  • It is acceptable to use a generative AI tool as you would a search engine, for example, to look up background information. Any information later used must be referenced and cited properly. Please refer to the Library’s reference management pages. 
  • Generative AI tools can provide a starting point for research. We do not recommend using generative AI for in-depth research or instead of using credible sources such as academic databases. To identify and use the best academic sources for your work, your Subject Librarian can provide guidance and advice. 

Critically evaluating information

  • Generative AI tools’ outputs are, fundamentally, not reliable nor trustworthy as pure statements of fact. AI ‘hallucinations’ occur when factually incorrect information is included in the generative AI tool’s outputs. Therefore you cannot trust the tool as the sole source of any facts and it is essential to verify any statement generated by these tools. 
  • Your subject librarian and the library provide in-depth content and advice and guidance on critical evaluation of sources and the best sources to use for academic work. 
  • Using generative AI tools to analyse numeric data is not recommended at this stage. 

Ethically using information
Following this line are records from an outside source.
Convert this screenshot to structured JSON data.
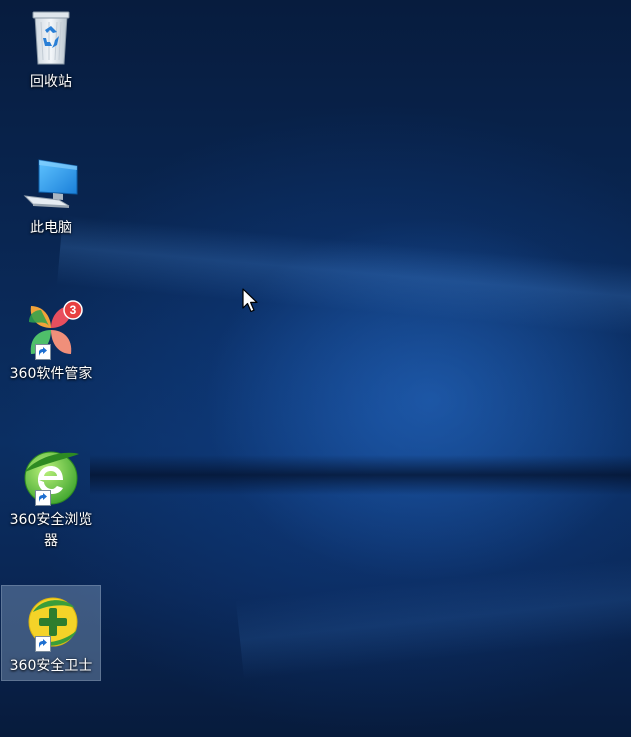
{
  "desktop": {
    "icons": [
      {
        "label": "回收站",
        "icon": "recycle-bin-icon"
      },
      {
        "label": "此电脑",
        "icon": "this-pc-icon"
      },
      {
        "label": "360软件管家",
        "icon": "360-software-manager-icon",
        "badge": "3",
        "shortcut": true
      },
      {
        "label": "360安全浏览器",
        "icon": "360-secure-browser-icon",
        "shortcut": true
      },
      {
        "label": "360安全卫士",
        "icon": "360-safe-guard-icon",
        "shortcut": true,
        "selected": true
      }
    ]
  },
  "colors": {
    "wallpaper": "#0a2a5a",
    "selection": "#a0bedc"
  }
}
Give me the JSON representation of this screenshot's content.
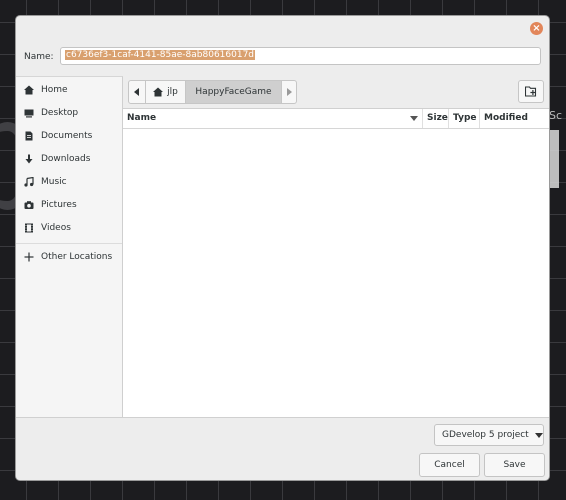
{
  "background": {
    "partial_text": "Sc"
  },
  "dialog": {
    "name_label": "Name:",
    "name_value": "c6736ef3-1caf-4141-85ae-8ab80616017d",
    "close_icon": "close-icon"
  },
  "sidebar": {
    "items": [
      {
        "label": "Home",
        "icon": "home-icon"
      },
      {
        "label": "Desktop",
        "icon": "desktop-icon"
      },
      {
        "label": "Documents",
        "icon": "documents-icon"
      },
      {
        "label": "Downloads",
        "icon": "download-icon"
      },
      {
        "label": "Music",
        "icon": "music-icon"
      },
      {
        "label": "Pictures",
        "icon": "camera-icon"
      },
      {
        "label": "Videos",
        "icon": "film-icon"
      }
    ],
    "other_locations": "Other Locations"
  },
  "pathbar": {
    "segments": [
      "jlp",
      "HappyFaceGame"
    ]
  },
  "file_list": {
    "columns": [
      "Name",
      "Size",
      "Type",
      "Modified"
    ],
    "rows": []
  },
  "footer": {
    "filter": "GDevelop 5 project",
    "cancel": "Cancel",
    "save": "Save"
  },
  "colors": {
    "selection": "#d9a06e",
    "close_button": "#e2865a"
  }
}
  • It is important to familiarise yourself with your department’s current guidance on the use of generative AI tools in support of academic work. As stated in College guidance, your department may choose to invite a random selection of students for ‘authenticity interviews’ on submitted assessments.  
  • You may be asked as part of your assignment or assessment to use generative AI tools. We recommend that clarity is sought from your course team or tutor if you are unsure how to do this. Where there is no explicit instruction to use generative AI tools, it would not be considered acceptable to use them to write your assessed work. 
  • It is important to disclose the use of generative AI tools for academic work according to your department’s requirements. You can also refer to the library’s guidance on proper citing and referencing on the reference management pages 
  • Unless explicitly authorised to use as part of an assessment, the use of generative AI tools to create assessed work can be considered a form of contract cheating, which is addressed on the College Plagiarism, Academic Integrity & Exam Offences web page as well as within the library’s Plagiarism Awareness courses. 
  • It is not advisable to add sensitive data (such as student names or other personal data) into generative AI tools, such as ChatGPT, as queries are stored and become part of the training data it draws upon. 

Creating and communicating information

  • When considering the use of generative AI tools for creating original academic work, ask yourself if it would be acceptable to ask another person to do this work for you. If the answer is no, then it is not acceptable to use these tools.  
  • Consider that outputs from generative AI tool outputs can be quite generic. You risk losing your own original voice when using it to create written work. Using these tools uncritically would likely result in a text that adopts an academic style superficially but contains little in the way of substantial communication. 
  • It may be unacceptable to use an essay outline produced by generative AI tools.